Things ripple. 

I remember the first time someone suggested to me the enormous potential of small acts. It was in sixth grade, and he was my English teacher, Mr. Hagerman. I really liked him: he was wiry and wore glasses, like exactly 100% of the men I would grow up to date. (I’m just now realizing there may be a connection here. Hmmm. I wonder if Mr. Hagerman is single.) We had been studying “The Scarlet Letter,” and it was in no way related, but Mr. Hagerman got very excited about explaining the butterfly effect. 

The reason I remember this so vividly is because he used me as an example: he said, “Today, Sophie woke up and put on her green Italy sweatshirt, and the butterfly effect says that that decision could change her entire LIFE.” He probably should have come up with a few more details to hammer it home (“Sophie might meet someone who is from Italy because of that sweater, and that person might end up introducing her to her future husband”), but in a weird way, he kind of manifested his prediction.

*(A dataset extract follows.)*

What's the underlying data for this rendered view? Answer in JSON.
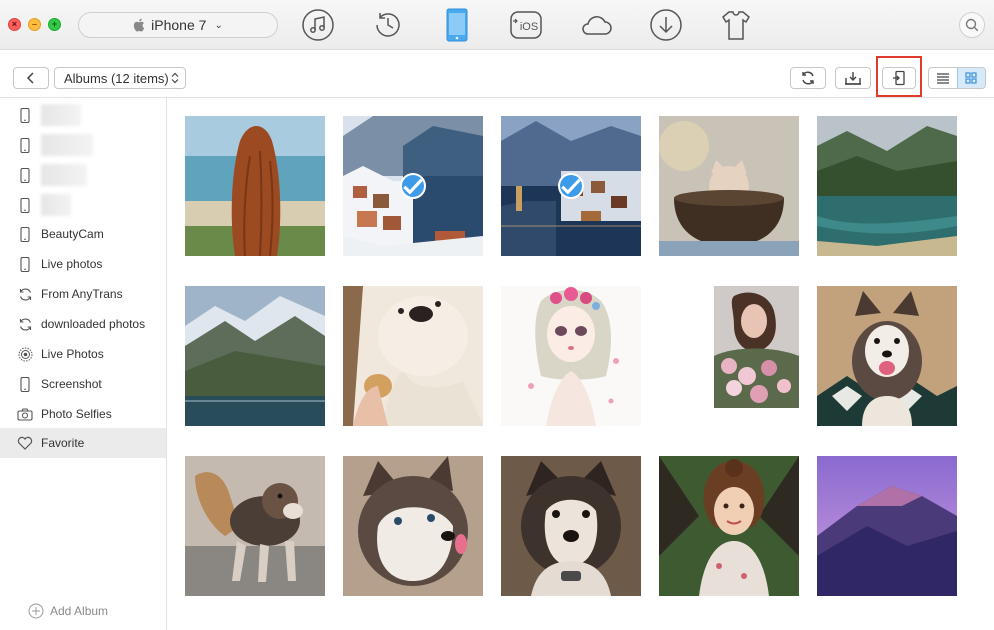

I mean, had I not worn the green Italy sweatshirt, he might not have picked me as an example, and I might never have thought about the butterfly effect ever again. Except when Ashton Kutcher made a movie about it.

Now it’s raining, which the van needed. A lot of bug journeys ended on our windshield, and no amount of gas station squeegeeing was going to fully erase that reality. 

Usually, my sweater choice doesn’t change anybody's entire life. But choosing to poke around in unfamiliar places — which is possible to do every single day, no matter where you are — does sometimes alter an overall life route. I never thought I would really do any standup comedy, for example, but one night I was on a date with a comic and he asked if I wanted to try the open mic down the street, and I wanted to get to third base with him, so I said “OK.” Now I’m on a nationwide tour with three of the comedians I respect most in the world. Thanks, date guy! Also, I did get to third base, for those keeping score.

Being on the road reminds me that adventures can be small. This morning, Rob and I stood up and walked to the hat shop across the street from the diner where we were having breakfast and found bins of knock-off concert T-shirts and misspelled baseball caps. Also a wall of bras for a dollar a piece. A dollar! For a bra! I don’t really need a bra (such is the one of the blessings of a having the rack of a common ten-year-old boy), but other ladies must REJOICE at that! Small adventures. Stop sometimes. Poke around.

So I’m looking across the border at Mexico again, and I guess the feeling I get deepest is to fully experience the moments when I feel most free. To appreciate what it is to be able to explore.